# SOURCE INFORMATION
______
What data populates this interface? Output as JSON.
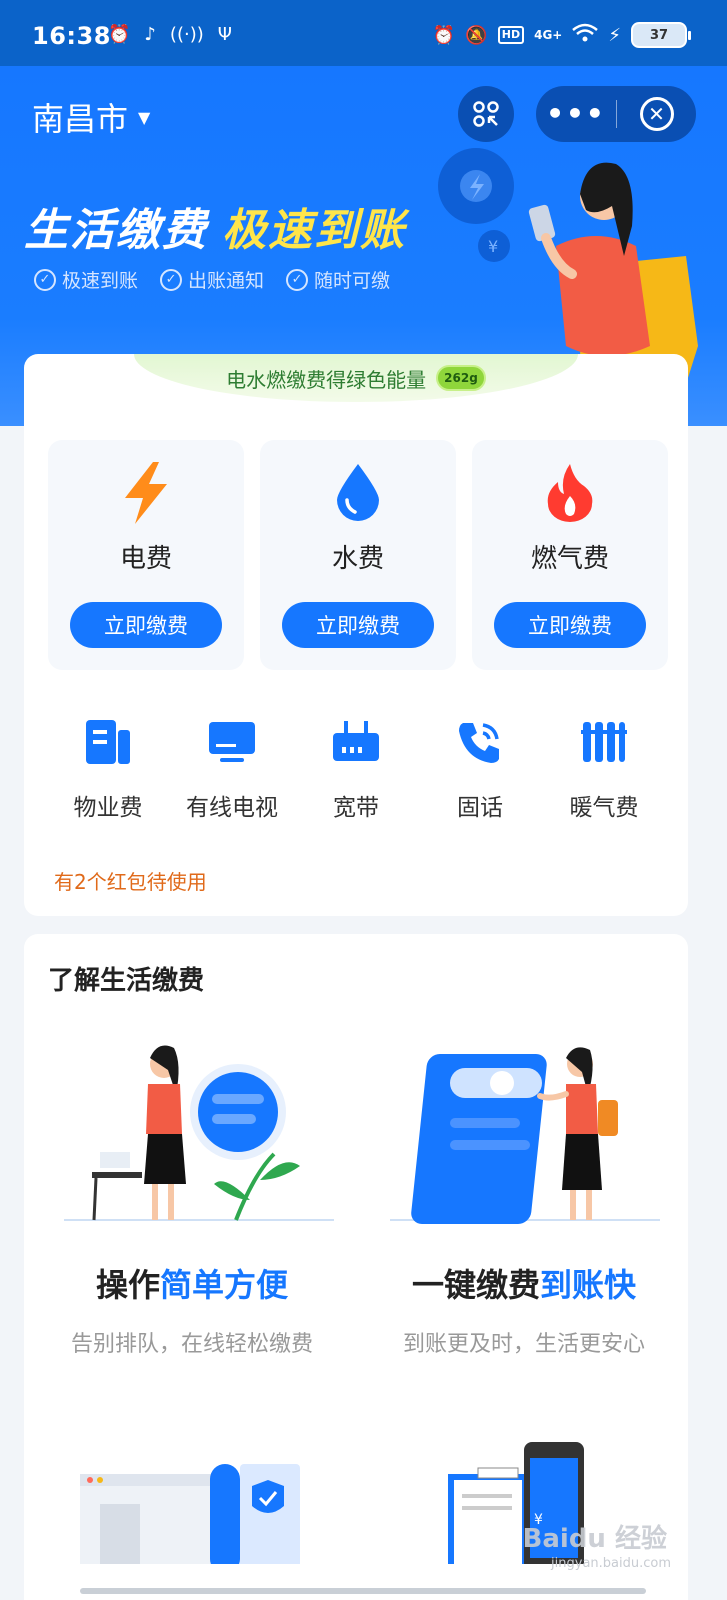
{
  "status_bar": {
    "time": "16:38",
    "battery": "37",
    "hd": "HD",
    "net": "4G+"
  },
  "header": {
    "city": "南昌市",
    "more_label": "•••"
  },
  "hero": {
    "headline_a": "生活缴费",
    "headline_b": "极速到账",
    "features": [
      "极速到账",
      "出账通知",
      "随时可缴"
    ]
  },
  "energy_banner": {
    "text": "电水燃缴费得绿色能量",
    "badge": "262g"
  },
  "utilities": [
    {
      "label": "电费",
      "button": "立即缴费",
      "icon": "lightning-icon"
    },
    {
      "label": "水费",
      "button": "立即缴费",
      "icon": "water-drop-icon"
    },
    {
      "label": "燃气费",
      "button": "立即缴费",
      "icon": "flame-icon"
    }
  ],
  "services": [
    {
      "label": "物业费",
      "icon": "building-icon"
    },
    {
      "label": "有线电视",
      "icon": "tv-icon"
    },
    {
      "label": "宽带",
      "icon": "router-icon"
    },
    {
      "label": "固话",
      "icon": "phone-icon"
    },
    {
      "label": "暖气费",
      "icon": "radiator-icon"
    }
  ],
  "promo": "有2个红包待使用",
  "learn": {
    "title": "了解生活缴费",
    "items": [
      {
        "title_a": "操作",
        "title_b": "简单方便",
        "desc": "告别排队，在线轻松缴费"
      },
      {
        "title_a": "一键缴费",
        "title_b": "到账快",
        "desc": "到账更及时，生活更安心"
      }
    ]
  },
  "watermark": {
    "main": "Baidu 经验",
    "sub": "jingyan.baidu.com"
  },
  "colors": {
    "primary": "#1677ff",
    "hero_bg": "#1a7dff",
    "status_bar": "#0b63c9",
    "promo": "#e06a1a",
    "flame": "#ff3b30",
    "lightning": "#ff8c1a"
  }
}
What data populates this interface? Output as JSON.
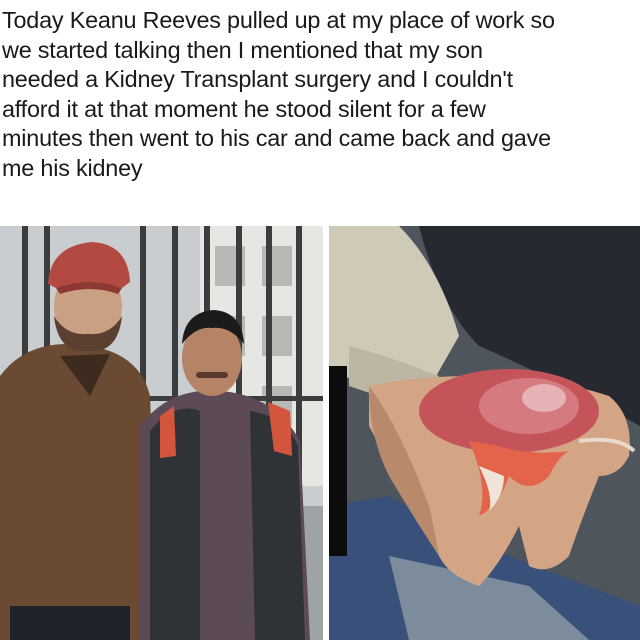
{
  "post": {
    "caption_lines": [
      "Today Keanu Reeves pulled up at my place of work so",
      "we started talking then I mentioned that my son",
      "needed a Kidney Transplant surgery and I couldn't",
      "afford it at that moment he stood silent for a few",
      "minutes then went to his car and came back and gave",
      "me his kidney"
    ]
  },
  "images": {
    "left": {
      "icon": "photo-two-men-icon"
    },
    "right": {
      "icon": "photo-kidney-in-hand-icon"
    }
  }
}
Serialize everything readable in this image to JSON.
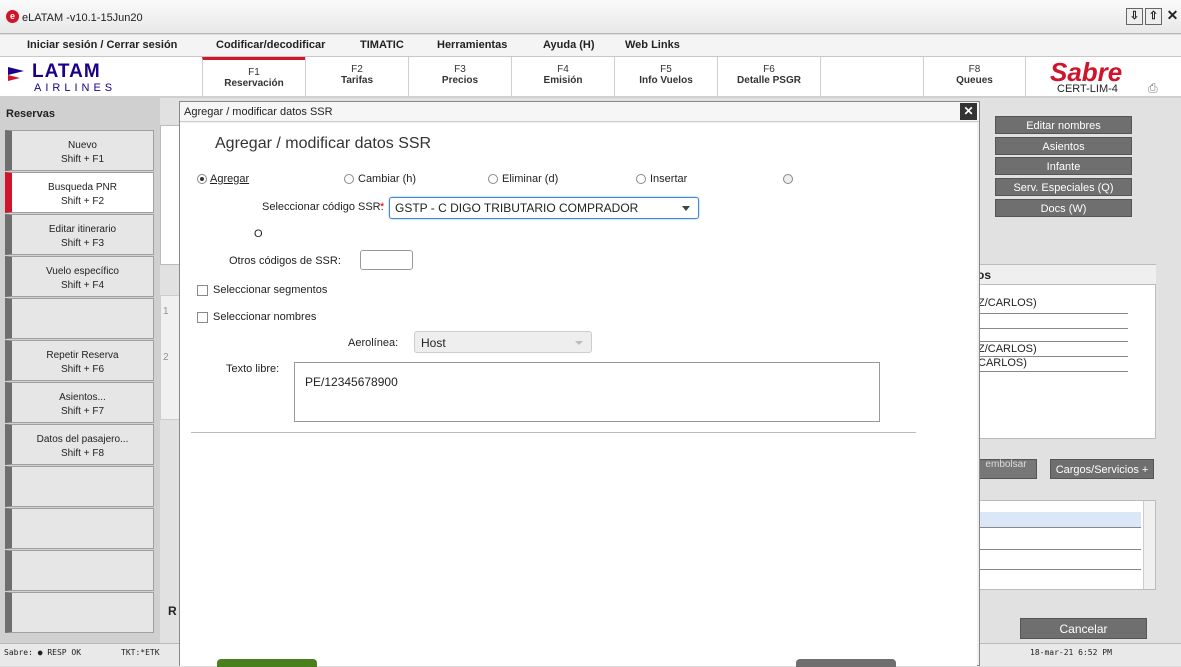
{
  "window": {
    "title": "eLATAM -v10.1-15Jun20",
    "buttons": [
      "⇩",
      "⇧",
      "✕"
    ]
  },
  "menu": [
    "Iniciar sesión / Cerrar sesión",
    "Codificar/decodificar",
    "TIMATIC",
    "Herramientas",
    "Ayuda (H)",
    "Web Links"
  ],
  "logo": {
    "brand": "LATAM",
    "sub": "AIRLINES"
  },
  "ftabs": [
    {
      "key": "F1",
      "label": "Reservación"
    },
    {
      "key": "F2",
      "label": "Tarifas"
    },
    {
      "key": "F3",
      "label": "Precios"
    },
    {
      "key": "F4",
      "label": "Emisión"
    },
    {
      "key": "F5",
      "label": "Info Vuelos"
    },
    {
      "key": "F6",
      "label": "Detalle PSGR"
    },
    {
      "key": "",
      "label": ""
    },
    {
      "key": "F8",
      "label": "Queues"
    }
  ],
  "sabre": {
    "brand": "Sabre",
    "env": "CERT-LIM-4"
  },
  "sidebar": {
    "header": "Reservas",
    "items": [
      {
        "title": "Nuevo",
        "key": "Shift + F1"
      },
      {
        "title": "Busqueda PNR",
        "key": "Shift + F2"
      },
      {
        "title": "Editar itinerario",
        "key": "Shift + F3"
      },
      {
        "title": "Vuelo específico",
        "key": "Shift + F4"
      },
      {
        "title": "",
        "key": ""
      },
      {
        "title": "Repetir Reserva",
        "key": "Shift + F6"
      },
      {
        "title": "Asientos...",
        "key": "Shift + F7"
      },
      {
        "title": "Datos del pasajero...",
        "key": "Shift + F8"
      },
      {
        "title": "",
        "key": ""
      },
      {
        "title": "",
        "key": ""
      },
      {
        "title": "",
        "key": ""
      },
      {
        "title": "",
        "key": ""
      }
    ]
  },
  "right_panel": {
    "buttons": [
      "Editar nombres",
      "Asientos",
      "Infante",
      "Serv. Especiales (Q)",
      "Docs (W)"
    ],
    "section_header": "os",
    "rows": [
      "Z/CARLOS)",
      "Z/CARLOS)",
      "CARLOS)"
    ],
    "bottom_buttons": [
      "embolsar",
      "Cargos/Servicios +"
    ],
    "cancel": "Cancelar"
  },
  "background_fragments": {
    "row_num_1": "1",
    "row_num_2": "2",
    "left_letter": "R"
  },
  "dialog": {
    "window_title": "Agregar / modificar datos SSR",
    "heading": "Agregar / modificar datos SSR",
    "radios": [
      {
        "label": "Agregar",
        "checked": true
      },
      {
        "label": "Cambiar (h)",
        "checked": false
      },
      {
        "label": "Eliminar (d)",
        "checked": false
      },
      {
        "label": "Insertar",
        "checked": false
      },
      {
        "label": "",
        "checked": false
      }
    ],
    "ssr_label": "Seleccionar código SSR:",
    "required_mark": "*",
    "ssr_value": "GSTP - C DIGO TRIBUTARIO COMPRADOR",
    "or_label": "O",
    "otros_label": "Otros códigos de SSR:",
    "otros_value": "",
    "seg_label": "Seleccionar segmentos",
    "names_label": "Seleccionar nombres",
    "airline_label": "Aerolínea:",
    "airline_value": "Host",
    "texto_label": "Texto libre:",
    "texto_value": "PE/12345678900"
  },
  "status": {
    "left": "Sabre: ● RESP OK",
    "tkt": "TKT:*ETK",
    "datetime": "18-mar-21 6:52 PM"
  }
}
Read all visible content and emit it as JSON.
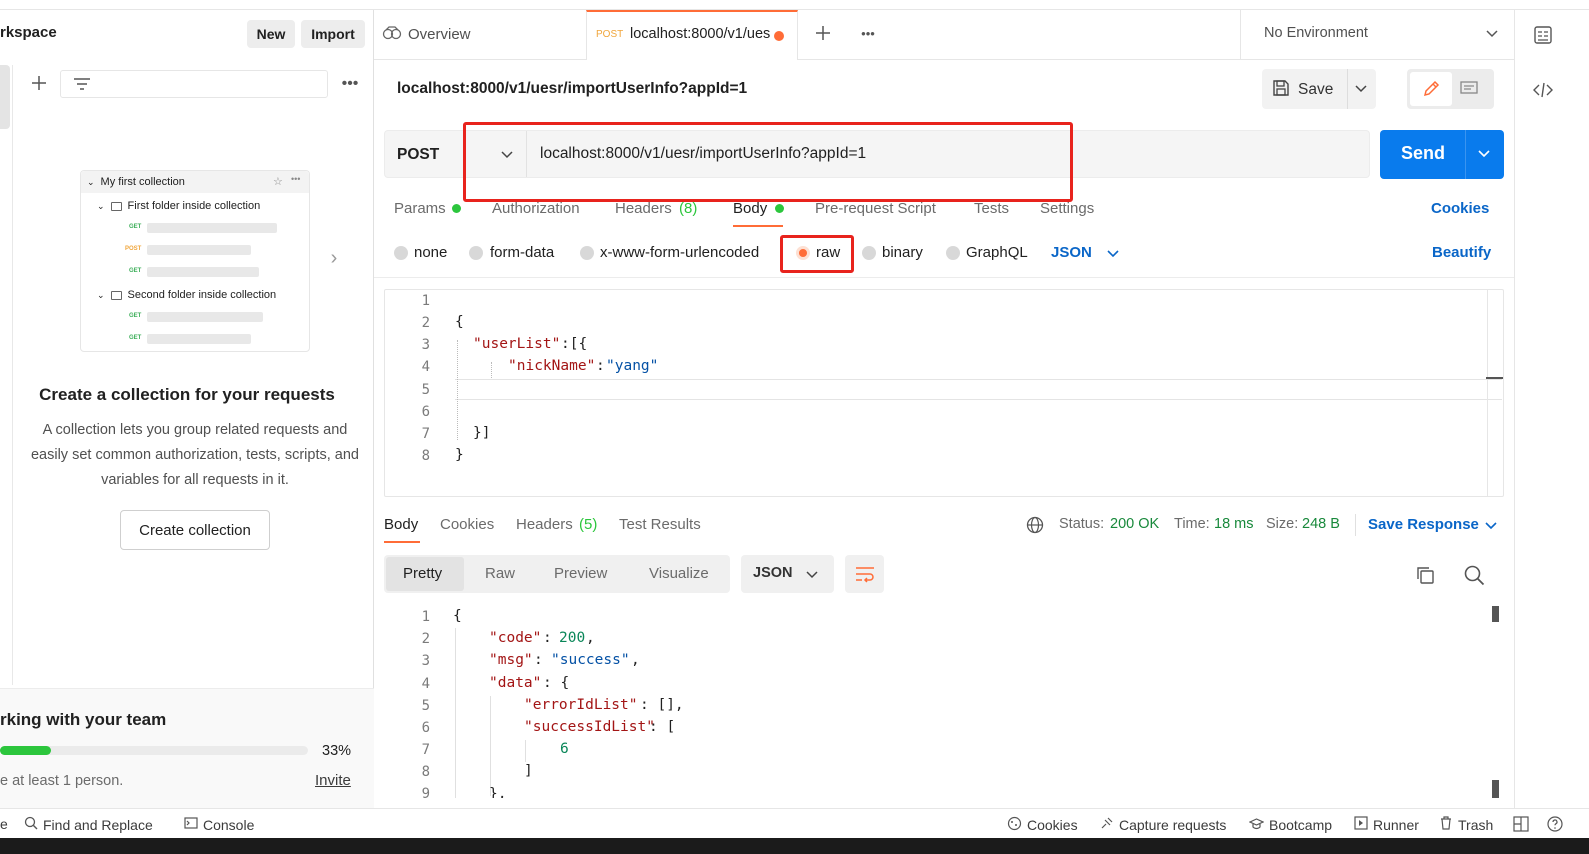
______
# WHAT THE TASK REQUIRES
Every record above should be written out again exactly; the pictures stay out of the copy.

# RESPONSE AREA
What data populates this interface? Output as JSON.
{
  "status_bar": {
    "time": "16:38",
    "battery": "37",
    "hd": "HD",
    "net": "4G+"
  },
  "header": {
    "city": "南昌市",
    "more_label": "•••"
  },
  "hero": {
    "headline_a": "生活缴费",
    "headline_b": "极速到账",
    "features": [
      "极速到账",
      "出账通知",
      "随时可缴"
    ]
  },
  "energy_banner": {
    "text": "电水燃缴费得绿色能量",
    "badge": "262g"
  },
  "utilities": [
    {
      "label": "电费",
      "button": "立即缴费",
      "icon": "lightning-icon"
    },
    {
      "label": "水费",
      "button": "立即缴费",
      "icon": "water-drop-icon"
    },
    {
      "label": "燃气费",
      "button": "立即缴费",
      "icon": "flame-icon"
    }
  ],
  "services": [
    {
      "label": "物业费",
      "icon": "building-icon"
    },
    {
      "label": "有线电视",
      "icon": "tv-icon"
    },
    {
      "label": "宽带",
      "icon": "router-icon"
    },
    {
      "label": "固话",
      "icon": "phone-icon"
    },
    {
      "label": "暖气费",
      "icon": "radiator-icon"
    }
  ],
  "promo": "有2个红包待使用",
  "learn": {
    "title": "了解生活缴费",
    "items": [
      {
        "title_a": "操作",
        "title_b": "简单方便",
        "desc": "告别排队，在线轻松缴费"
      },
      {
        "title_a": "一键缴费",
        "title_b": "到账快",
        "desc": "到账更及时，生活更安心"
      }
    ]
  },
  "watermark": {
    "main": "Baidu 经验",
    "sub": "jingyan.baidu.com"
  },
  "colors": {
    "primary": "#1677ff",
    "hero_bg": "#1a7dff",
    "status_bar": "#0b63c9",
    "promo": "#e06a1a",
    "flame": "#ff3b30",
    "lightning": "#ff8c1a"
  }
}
What data populates this interface? Output as JSON.
{
  "post": {
    "caption_lines": [
      "Today Keanu Reeves pulled up at my place of work so",
      "we started talking then I mentioned that my son",
      "needed a Kidney Transplant surgery and I couldn't",
      "afford it at that moment he stood silent for a few",
      "minutes then went to his car and came back and gave",
      "me his kidney"
    ]
  },
  "images": {
    "left": {
      "icon": "photo-two-men-icon"
    },
    "right": {
      "icon": "photo-kidney-in-hand-icon"
    }
  }
}
Serialize everything readable in this image to JSON.
{
  "window": {
    "title": "eLATAM -v10.1-15Jun20",
    "buttons": [
      "⇩",
      "⇧",
      "✕"
    ]
  },
  "menu": [
    "Iniciar sesión / Cerrar sesión",
    "Codificar/decodificar",
    "TIMATIC",
    "Herramientas",
    "Ayuda (H)",
    "Web Links"
  ],
  "logo": {
    "brand": "LATAM",
    "sub": "AIRLINES"
  },
  "ftabs": [
    {
      "key": "F1",
      "label": "Reservación"
    },
    {
      "key": "F2",
      "label": "Tarifas"
    },
    {
      "key": "F3",
      "label": "Precios"
    },
    {
      "key": "F4",
      "label": "Emisión"
    },
    {
      "key": "F5",
      "label": "Info Vuelos"
    },
    {
      "key": "F6",
      "label": "Detalle PSGR"
    },
    {
      "key": "",
      "label": ""
    },
    {
      "key": "F8",
      "label": "Queues"
    }
  ],
  "sabre": {
    "brand": "Sabre",
    "env": "CERT-LIM-4"
  },
  "sidebar": {
    "header": "Reservas",
    "items": [
      {
        "title": "Nuevo",
        "key": "Shift + F1"
      },
      {
        "title": "Busqueda PNR",
        "key": "Shift + F2"
      },
      {
        "title": "Editar itinerario",
        "key": "Shift + F3"
      },
      {
        "title": "Vuelo específico",
        "key": "Shift + F4"
      },
      {
        "title": "",
        "key": ""
      },
      {
        "title": "Repetir Reserva",
        "key": "Shift + F6"
      },
      {
        "title": "Asientos...",
        "key": "Shift + F7"
      },
      {
        "title": "Datos del pasajero...",
        "key": "Shift + F8"
      },
      {
        "title": "",
        "key": ""
      },
      {
        "title": "",
        "key": ""
      },
      {
        "title": "",
        "key": ""
      },
      {
        "title": "",
        "key": ""
      }
    ]
  },
  "right_panel": {
    "buttons": [
      "Editar nombres",
      "Asientos",
      "Infante",
      "Serv. Especiales (Q)",
      "Docs (W)"
    ],
    "section_header": "os",
    "rows": [
      "Z/CARLOS)",
      "Z/CARLOS)",
      "CARLOS)"
    ],
    "bottom_buttons": [
      "embolsar",
      "Cargos/Servicios +"
    ],
    "cancel": "Cancelar"
  },
  "background_fragments": {
    "row_num_1": "1",
    "row_num_2": "2",
    "left_letter": "R"
  },
  "dialog": {
    "window_title": "Agregar / modificar datos SSR",
    "heading": "Agregar / modificar datos SSR",
    "radios": [
      {
        "label": "Agregar",
        "checked": true
      },
      {
        "label": "Cambiar (h)",
        "checked": false
      },
      {
        "label": "Eliminar (d)",
        "checked": false
      },
      {
        "label": "Insertar",
        "checked": false
      },
      {
        "label": "",
        "checked": false
      }
    ],
    "ssr_label": "Seleccionar código SSR:",
    "required_mark": "*",
    "ssr_value": "GSTP - C DIGO TRIBUTARIO COMPRADOR",
    "or_label": "O",
    "otros_label": "Otros códigos de SSR:",
    "otros_value": "",
    "seg_label": "Seleccionar segmentos",
    "names_label": "Seleccionar nombres",
    "airline_label": "Aerolínea:",
    "airline_value": "Host",
    "texto_label": "Texto libre:",
    "texto_value": "PE/12345678900"
  },
  "status": {
    "left": "Sabre: ● RESP OK",
    "tkt": "TKT:*ETK",
    "datetime": "18-mar-21 6:52 PM"
  }
}
Read all visible content and emit it as JSON.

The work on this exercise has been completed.